William Shakespeare. 1564–1616

The Passionate Pilgrim, XIV.

“Good night, good rest. Ah! neither be my share”

GOOD night, good rest.

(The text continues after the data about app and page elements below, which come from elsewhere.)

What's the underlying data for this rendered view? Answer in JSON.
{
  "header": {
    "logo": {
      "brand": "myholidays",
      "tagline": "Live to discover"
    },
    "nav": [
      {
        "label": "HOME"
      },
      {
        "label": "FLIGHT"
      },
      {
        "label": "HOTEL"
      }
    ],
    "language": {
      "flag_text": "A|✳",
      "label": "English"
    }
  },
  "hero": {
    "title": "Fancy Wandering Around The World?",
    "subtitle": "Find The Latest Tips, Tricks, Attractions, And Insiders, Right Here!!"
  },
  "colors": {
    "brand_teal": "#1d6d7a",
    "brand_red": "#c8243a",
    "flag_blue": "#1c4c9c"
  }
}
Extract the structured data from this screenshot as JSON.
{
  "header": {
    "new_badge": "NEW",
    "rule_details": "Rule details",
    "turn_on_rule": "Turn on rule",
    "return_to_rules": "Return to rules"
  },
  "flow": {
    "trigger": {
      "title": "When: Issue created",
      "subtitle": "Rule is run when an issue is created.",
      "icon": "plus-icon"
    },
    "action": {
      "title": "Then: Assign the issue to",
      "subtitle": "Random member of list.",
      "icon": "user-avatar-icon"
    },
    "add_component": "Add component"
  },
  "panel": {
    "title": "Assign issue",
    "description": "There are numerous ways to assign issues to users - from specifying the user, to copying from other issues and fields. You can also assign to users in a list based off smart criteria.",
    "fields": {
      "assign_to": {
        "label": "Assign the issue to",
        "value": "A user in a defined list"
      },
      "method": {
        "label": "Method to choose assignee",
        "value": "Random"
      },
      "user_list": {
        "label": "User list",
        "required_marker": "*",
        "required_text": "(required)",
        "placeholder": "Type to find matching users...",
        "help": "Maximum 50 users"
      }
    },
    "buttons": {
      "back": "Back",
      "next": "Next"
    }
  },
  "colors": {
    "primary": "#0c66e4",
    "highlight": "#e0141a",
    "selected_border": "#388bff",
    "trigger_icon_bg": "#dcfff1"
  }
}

Ah! neither be my share:  
She bade good night that kept my rest away;  
And daff’d me to a cabin hang’d with care,  
To descant on the doubts of my decay.  
  ‘Farewell,’ quoth she, ‘and come again to-morrow:’    5

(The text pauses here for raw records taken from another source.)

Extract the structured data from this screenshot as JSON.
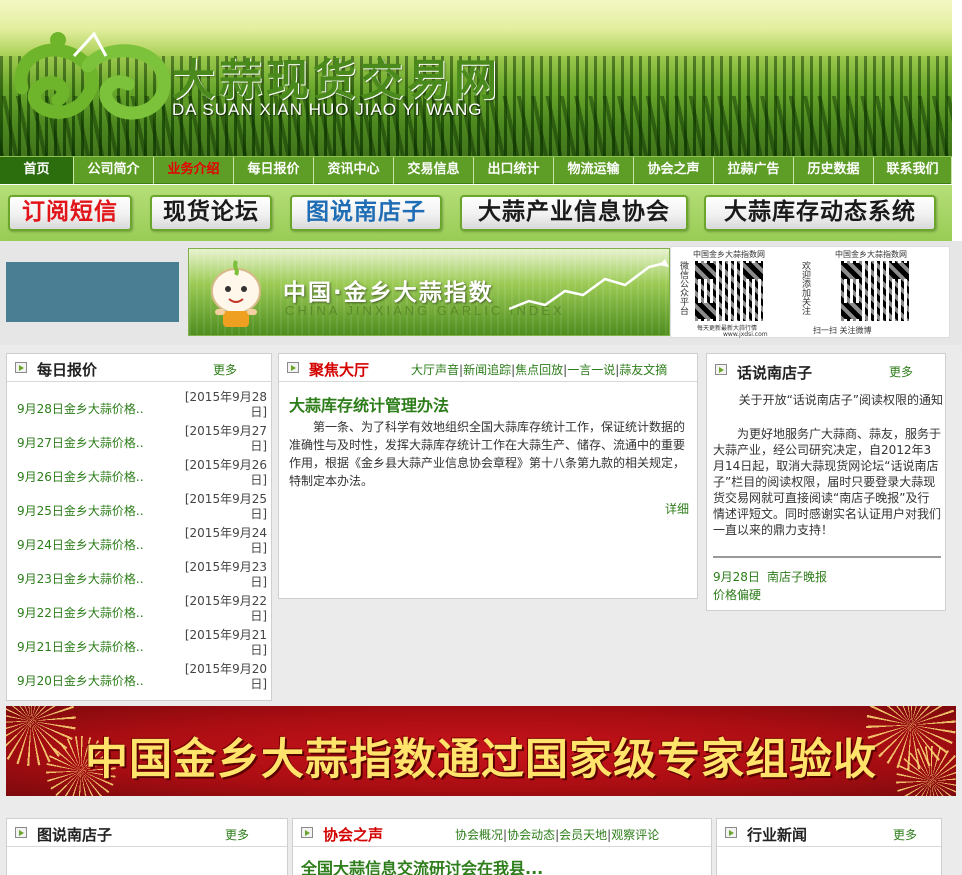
{
  "site": {
    "logo_cn": "大蒜现货交易网",
    "logo_en": "DA SUAN XIAN HUO JIAO YI WANG"
  },
  "nav": {
    "items": [
      {
        "label": "首页"
      },
      {
        "label": "公司简介"
      },
      {
        "label": "业务介绍"
      },
      {
        "label": "每日报价"
      },
      {
        "label": "资讯中心"
      },
      {
        "label": "交易信息"
      },
      {
        "label": "出口统计"
      },
      {
        "label": "物流运输"
      },
      {
        "label": "协会之声"
      },
      {
        "label": "拉蒜广告"
      },
      {
        "label": "历史数据"
      },
      {
        "label": "联系我们"
      }
    ],
    "active_index": 2
  },
  "quick_buttons": [
    {
      "label": "订阅短信"
    },
    {
      "label": "现货论坛"
    },
    {
      "label": "图说南店子"
    },
    {
      "label": "大蒜产业信息协会"
    },
    {
      "label": "大蒜库存动态系统"
    }
  ],
  "index_banner": {
    "title": "中国·金乡大蒜指数",
    "subtitle": "CHINA JINXIANG GARLIC INDEX"
  },
  "qr": {
    "left_caption": "中国金乡大蒜指数网",
    "left_side": "微信公众平台",
    "left_right_side": "欢迎添加关注",
    "left_bottom": "每天更新最新大蒜行情",
    "left_url": "www.jxdsi.com",
    "right_caption": "中国金乡大蒜指数网",
    "right_bottom": "扫一扫 关注微博"
  },
  "daily_price": {
    "title": "每日报价",
    "more": "更多",
    "rows": [
      {
        "name": "9月28日金乡大蒜价格..",
        "date_line1": "[2015年9月28",
        "date_line2": "日]"
      },
      {
        "name": "9月27日金乡大蒜价格..",
        "date_line1": "[2015年9月27",
        "date_line2": "日]"
      },
      {
        "name": "9月26日金乡大蒜价格..",
        "date_line1": "[2015年9月26",
        "date_line2": "日]"
      },
      {
        "name": "9月25日金乡大蒜价格..",
        "date_line1": "[2015年9月25",
        "date_line2": "日]"
      },
      {
        "name": "9月24日金乡大蒜价格..",
        "date_line1": "[2015年9月24",
        "date_line2": "日]"
      },
      {
        "name": "9月23日金乡大蒜价格..",
        "date_line1": "[2015年9月23",
        "date_line2": "日]"
      },
      {
        "name": "9月22日金乡大蒜价格..",
        "date_line1": "[2015年9月22",
        "date_line2": "日]"
      },
      {
        "name": "9月21日金乡大蒜价格..",
        "date_line1": "[2015年9月21",
        "date_line2": "日]"
      },
      {
        "name": "9月20日金乡大蒜价格..",
        "date_line1": "[2015年9月20",
        "date_line2": "日]"
      }
    ]
  },
  "focus": {
    "title": "聚焦大厅",
    "links": [
      "大厅声音",
      "新闻追踪",
      "焦点回放",
      "一言一说",
      "蒜友文摘"
    ],
    "headline": "大蒜库存统计管理办法",
    "body": "第一条、为了科学有效地组织全国大蒜库存统计工作，保证统计数据的准确性与及时性，发挥大蒜库存统计工作在大蒜生产、储存、流通中的重要作用，根据《金乡县大蒜产业信息协会章程》第十八条第九款的相关规定，特制定本办法。",
    "detail": "详细"
  },
  "nandianzi": {
    "title": "话说南店子",
    "more": "更多",
    "notice_title": "关于开放“话说南店子”阅读权限的通知",
    "notice_body": "为更好地服务广大蒜商、蒜友，服务于大蒜产业，经公司研究决定，自2012年3月14日起，取消大蒜现货网论坛“话说南店子”栏目的阅读权限，届时只要登录大蒜现货交易网就可直接阅读“南店子晚报”及行情述评短文。同时感谢实名认证用户对我们一直以来的鼎力支持！",
    "link_date": "9月28日",
    "link_text": "南店子晚报",
    "link2": "价格偏硬"
  },
  "red_banner": {
    "text": "中国金乡大蒜指数通过国家级专家组验收"
  },
  "bottom": {
    "pics": {
      "title": "图说南店子",
      "more": "更多"
    },
    "assoc": {
      "title": "协会之声",
      "links": [
        "协会概况",
        "协会动态",
        "会员天地",
        "观察评论"
      ],
      "headline": "全国大蒜信息交流研讨会在我县..."
    },
    "news": {
      "title": "行业新闻",
      "more": "更多"
    }
  },
  "colors": {
    "nav_green": "#5e9e27",
    "link_green": "#2d7d1a",
    "accent_red": "#d40000",
    "banner_red": "#a80d12"
  }
}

  Fare well I could not, for I supp’d with sorrow.  
Yet at my parting sweetly did she smile,  
In scorn or friendship, nill I construe whether:  
’T may be, she joy’d to jest at my exile,  

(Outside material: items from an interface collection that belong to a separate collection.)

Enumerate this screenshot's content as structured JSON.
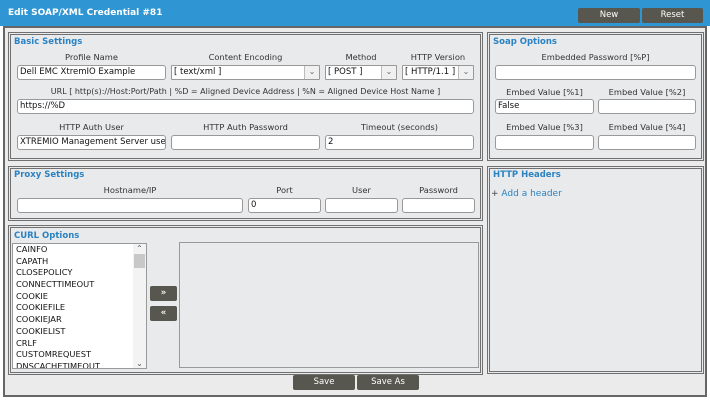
{
  "title": "Edit SOAP/XML Credential #81",
  "header_buttons": {
    "new": "New",
    "reset": "Reset"
  },
  "basic": {
    "legend": "Basic Settings",
    "profile_name_label": "Profile Name",
    "profile_name": "Dell EMC XtremIO Example",
    "content_encoding_label": "Content Encoding",
    "content_encoding": "[ text/xml ]",
    "method_label": "Method",
    "method": "[ POST ]",
    "http_version_label": "HTTP Version",
    "http_version": "[ HTTP/1.1 ]",
    "url_label": "URL [ http(s)://Host:Port/Path | %D = Aligned Device Address | %N = Aligned Device Host Name ]",
    "url": "https://%D",
    "auth_user_label": "HTTP Auth User",
    "auth_user": "XTREMIO Management Server user name",
    "auth_password_label": "HTTP Auth Password",
    "auth_password": "",
    "timeout_label": "Timeout (seconds)",
    "timeout": "2"
  },
  "soap": {
    "legend": "Soap Options",
    "embedded_password_label": "Embedded Password [%P]",
    "embedded_password": "",
    "embed1_label": "Embed Value [%1]",
    "embed1": "False",
    "embed2_label": "Embed Value [%2]",
    "embed2": "",
    "embed3_label": "Embed Value [%3]",
    "embed3": "",
    "embed4_label": "Embed Value [%4]",
    "embed4": ""
  },
  "proxy": {
    "legend": "Proxy Settings",
    "host_label": "Hostname/IP",
    "host": "",
    "port_label": "Port",
    "port": "0",
    "user_label": "User",
    "user": "",
    "password_label": "Password",
    "password": ""
  },
  "headers": {
    "legend": "HTTP Headers",
    "add": "Add a header"
  },
  "curl": {
    "legend": "CURL Options",
    "options": [
      "CAINFO",
      "CAPATH",
      "CLOSEPOLICY",
      "CONNECTTIMEOUT",
      "COOKIE",
      "COOKIEFILE",
      "COOKIEJAR",
      "COOKIELIST",
      "CRLF",
      "CUSTOMREQUEST",
      "DNSCACHETIMEOUT"
    ],
    "add": "»",
    "remove": "«"
  },
  "footer": {
    "save": "Save",
    "save_as": "Save As"
  }
}
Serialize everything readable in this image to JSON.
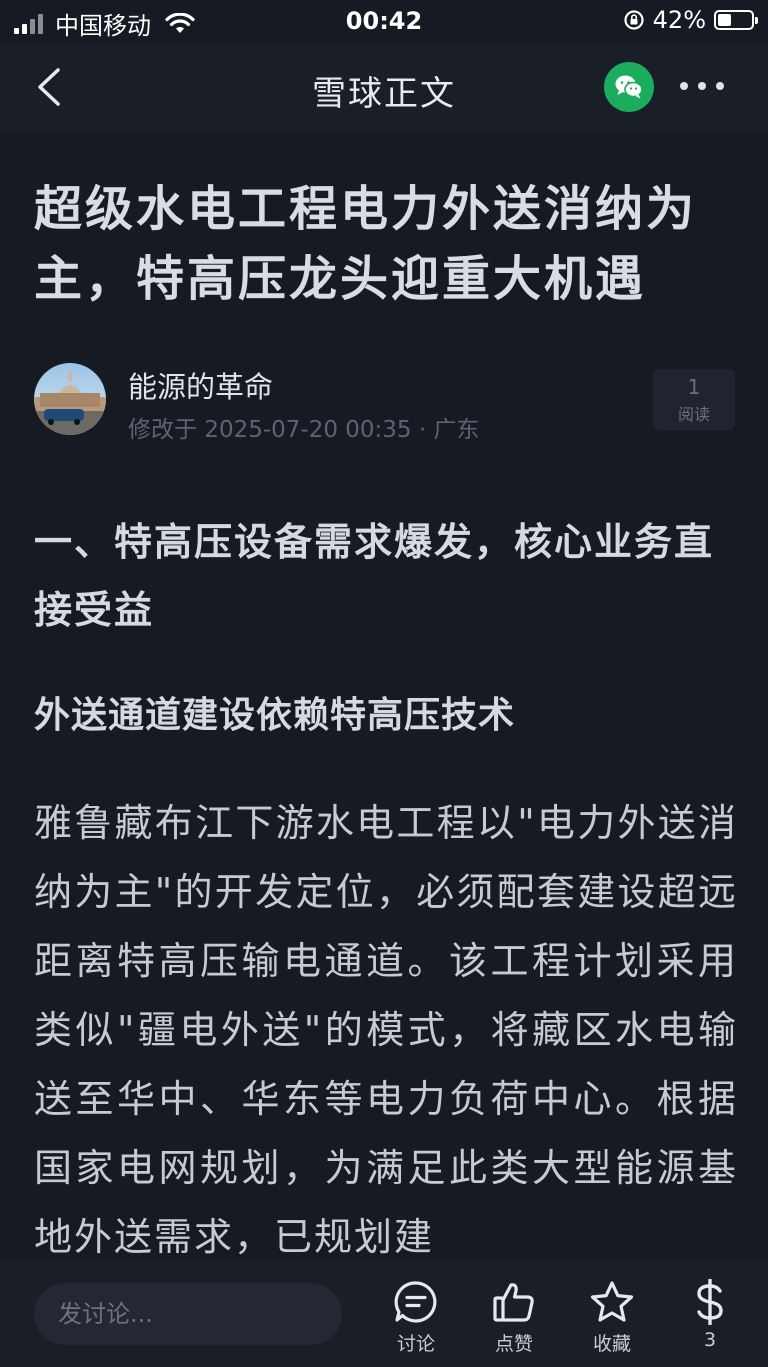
{
  "status_bar": {
    "carrier": "中国移动",
    "time": "00:42",
    "battery": "42%",
    "battery_level": 0.42
  },
  "nav": {
    "title": "雪球正文"
  },
  "article": {
    "title": "超级水电工程电力外送消纳为主，特高压龙头迎重大机遇",
    "author": "能源的革命",
    "meta": "修改于 2025-07-20 00:35 · 广东",
    "read_count": "1",
    "read_label": "阅读",
    "section_heading": "一、特高压设备需求爆发，核心业务直接受益",
    "subheading": "外送通道建设依赖特高压技术",
    "body": "雅鲁藏布江下游水电工程以\"电力外送消纳为主\"的开发定位，必须配套建设超远距离特高压输电通道。该工程计划采用类似\"疆电外送\"的模式，将藏区水电输送至华中、华东等电力负荷中心。根据国家电网规划，为满足此类大型能源基地外送需求，已规划建"
  },
  "bottom_bar": {
    "comment_placeholder": "发讨论...",
    "discuss_label": "讨论",
    "like_label": "点赞",
    "favorite_label": "收藏",
    "reward_count": "3"
  },
  "colors": {
    "background": "#161a23",
    "bar": "#1a1e27",
    "wechat_green": "#1aad5e"
  }
}
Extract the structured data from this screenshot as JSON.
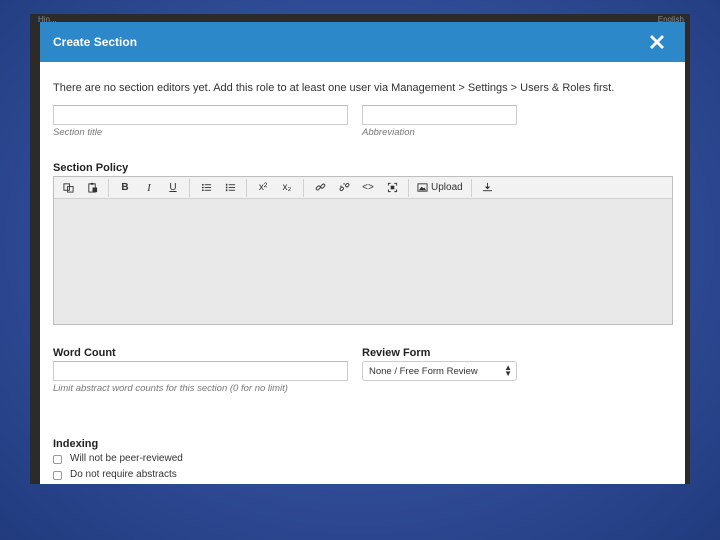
{
  "background": {
    "left_text": "Hin...",
    "right_text": "English"
  },
  "dialog": {
    "title": "Create Section",
    "close_icon": "close-icon",
    "notice": "There are no section editors yet. Add this role to at least one user via Management > Settings > Users & Roles first.",
    "fields": {
      "section_title_hint": "Section title",
      "abbreviation_hint": "Abbreviation",
      "section_policy_label": "Section Policy",
      "word_count_label": "Word Count",
      "word_count_hint": "Limit abstract word counts for this section (0 for no limit)",
      "review_form_label": "Review Form",
      "review_form_selected": "None / Free Form Review"
    },
    "toolbar": {
      "icons": [
        "copy-icon",
        "paste-icon",
        "bold-icon",
        "italic-icon",
        "underline-icon",
        "bullet-list-icon",
        "numbered-list-icon",
        "superscript-icon",
        "subscript-icon",
        "link-icon",
        "unlink-icon",
        "code-icon",
        "fullscreen-icon",
        "image-icon",
        "download-icon"
      ],
      "bold": "B",
      "italic": "I",
      "underline": "U",
      "superscript": "x²",
      "subscript": "x₂",
      "code": "<>",
      "upload_label": "Upload"
    },
    "indexing": {
      "label": "Indexing",
      "options": [
        "Will not be peer-reviewed",
        "Do not require abstracts"
      ]
    }
  },
  "colors": {
    "header": "#2d88c9",
    "background": "#34509c"
  }
}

’T may be, again to make me wander thither:   10
  ‘Wander,’ a word for shadows like myself,  
  As take the pain, but cannot pluck the pelf.  
Lord! how mine eyes throw gazes to the east;  
My heart doth charge the watch; the morning rise  
Doth cite each moving sense from idle rest.   15
Not daring trust the office of mine eyes,  
  While Philomela sits and sings, I sit and mark,  
  And wish her lays were tuned like the lark;  
For she doth welcome daylight with her ditty,  
And drives away dark dismal-dreaming night:   20
The night so pack’d, I post unto my pretty;  
Heart hath his hope, and eyes their wished sight;  
  Sorrow chang’d to solace, solace mix’d with sorrow;  
  For why, she sigh’d and bade me come to-morrow.  
Were I with her, the night would post too soon;   25
But now are minutes added to the hours;  
To spite me now, each minute seems a moon;  
Yet not for me, shine sun to succour flowers!  
  Pack night, peep day; good day, of night now borrow:  
  Short, night, to-night, and length thyself to-morrow.   30